MAP BY STEVE STANKIEWICZTHE AYSÉN REGION of Chilean Patagonia is a place of boilerplate beauty. Sharp peaks, nearly always headlocked by clouds, drop down to arid plateaus streaked blue with copper veins, which in turn fall into valleys where the rivers run aquamarine. Lenga, a southern beech, covers the hillsides, the tree’s shape reminiscent of a Lebanon cedar’s zigzag posture. It’s a witchy forest, every branch and limb and trunk garlanded with long strands of gray lichen. A native wild strawberry sprawls in the understory, the fruit as small as marbles and as sweet as jam.

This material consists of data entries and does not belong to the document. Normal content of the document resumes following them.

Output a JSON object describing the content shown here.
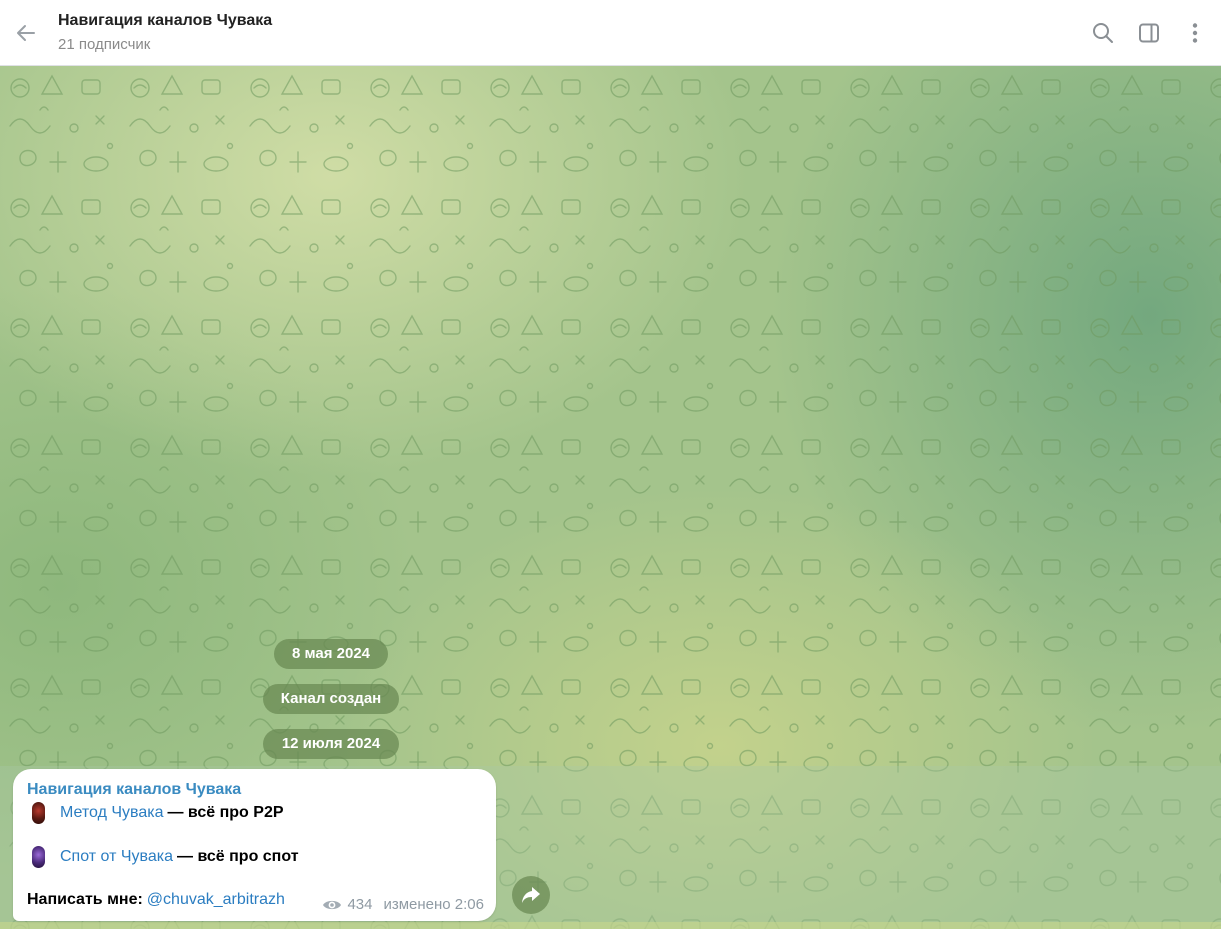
{
  "header": {
    "title": "Навигация каналов Чувака",
    "subtitle": "21 подписчик",
    "icons": [
      "back-arrow-icon",
      "search-icon",
      "sidebar-toggle-icon",
      "more-vertical-icon"
    ]
  },
  "service": {
    "date1": "8 мая 2024",
    "channel_created": "Канал создан",
    "date2": "12 июля 2024"
  },
  "message": {
    "author": "Навигация каналов Чувака",
    "line1": {
      "emoji": "red-pin-emoji",
      "link": "Метод Чувака",
      "text": "— всё про P2P"
    },
    "line2": {
      "emoji": "purple-pin-emoji",
      "link": "Спот от Чувака",
      "text": "— всё про спот"
    },
    "line3": {
      "text": "Написать мне:",
      "link": "@chuvak_arbitrazh"
    },
    "views": "434",
    "edited_time": "изменено 2:06"
  },
  "colors": {
    "header_bg": "#ffffff",
    "title": "#222222",
    "subtitle": "#8a8a8a",
    "link": "#2b7dc1",
    "author": "#3a8bc1",
    "pill_bg": "#688852",
    "chat_bg": "#a4c48c"
  }
}
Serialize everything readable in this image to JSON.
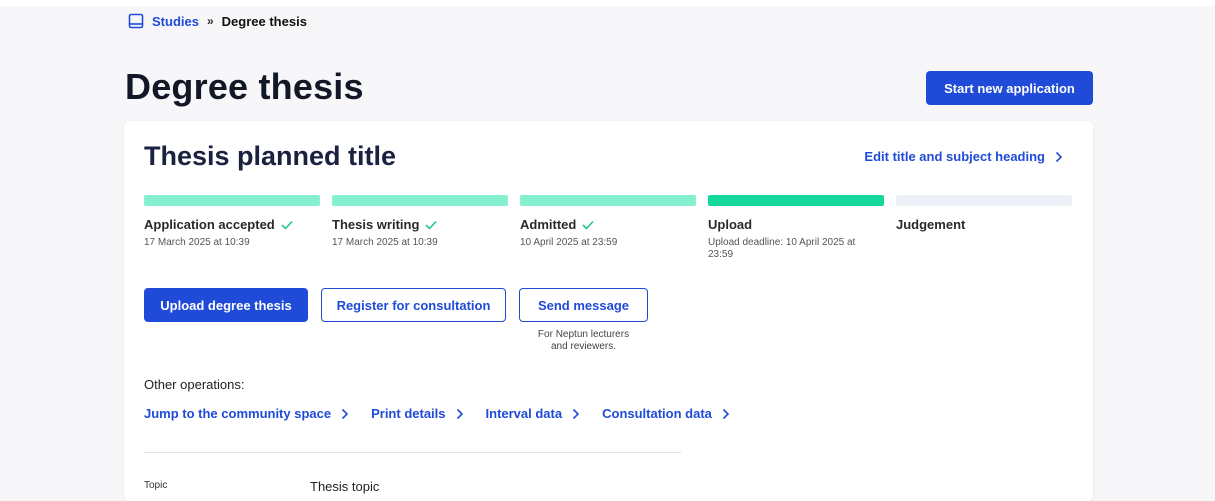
{
  "breadcrumb": {
    "icon": "book-icon",
    "parent": "Studies",
    "separator": "»",
    "current": "Degree thesis"
  },
  "page": {
    "title": "Degree thesis",
    "start_button": "Start new application"
  },
  "thesis": {
    "title": "Thesis planned title",
    "edit_link": "Edit title and subject heading",
    "steps": [
      {
        "label": "Application accepted",
        "date": "17 March 2025 at 10:39",
        "state": "done"
      },
      {
        "label": "Thesis writing",
        "date": "17 March 2025 at 10:39",
        "state": "done"
      },
      {
        "label": "Admitted",
        "date": "10 April 2025 at 23:59",
        "state": "done"
      },
      {
        "label": "Upload",
        "date": "Upload deadline: 10 April 2025 at 23:59",
        "state": "current"
      },
      {
        "label": "Judgement",
        "date": "",
        "state": "pending"
      }
    ],
    "actions": {
      "upload": "Upload degree thesis",
      "consultation": "Register for consultation",
      "message": "Send message",
      "message_note": "For Neptun lecturers and reviewers."
    },
    "other_operations": {
      "label": "Other operations:",
      "links": [
        "Jump to the community space",
        "Print details",
        "Interval data",
        "Consultation data"
      ]
    },
    "topic": {
      "label": "Topic",
      "value": "Thesis topic"
    }
  },
  "colors": {
    "accent": "#1f4bd8",
    "step_done": "#86efcf",
    "step_current": "#14d79c",
    "step_pending": "#eef0f7",
    "check": "#22c58b"
  }
}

Patagonia was the last place that humans arrived in the Americas, and it remains among the most remote locations on Earth. Europeans didn’t show up in any meaningful numbers until the late 19th century, whereupon they wiped out the Indigenous people, the Tehuelche, who had lived there for millennia. Well into the 20th century, Chilean Patagonia was a kind of terrestrial island, so disconnected from the rest of the country that the authorities in Santiago worried about an Argentine takeover. To encourage settlement, in the mid-20th century the Chilean government gave away land to any pioneer who “cleaned” the forests to make way for sheep and cattle. More than 7 million acres of lenga trees were burned down. (Because the forest there is evolutionarily unaccustomed to fire, the woods didn’t recover, and traveling through the region, I saw many hillsides of bleached trunks, like arboreal graveyards.) By the 1970s, there were some 20 million sheep grazing lands that were not adapted to such animals. But the settlers—mostly farmers from the Chilean heartland, along with some Germans—still numbered in the mere tens of thousands. As late as 1980, there was just one phone in Cochrane, the mountain town that is the closest human settlement to Patagonia National Park. In Patagonia, isolation endures: No jet roars or contrails interrupt the sky.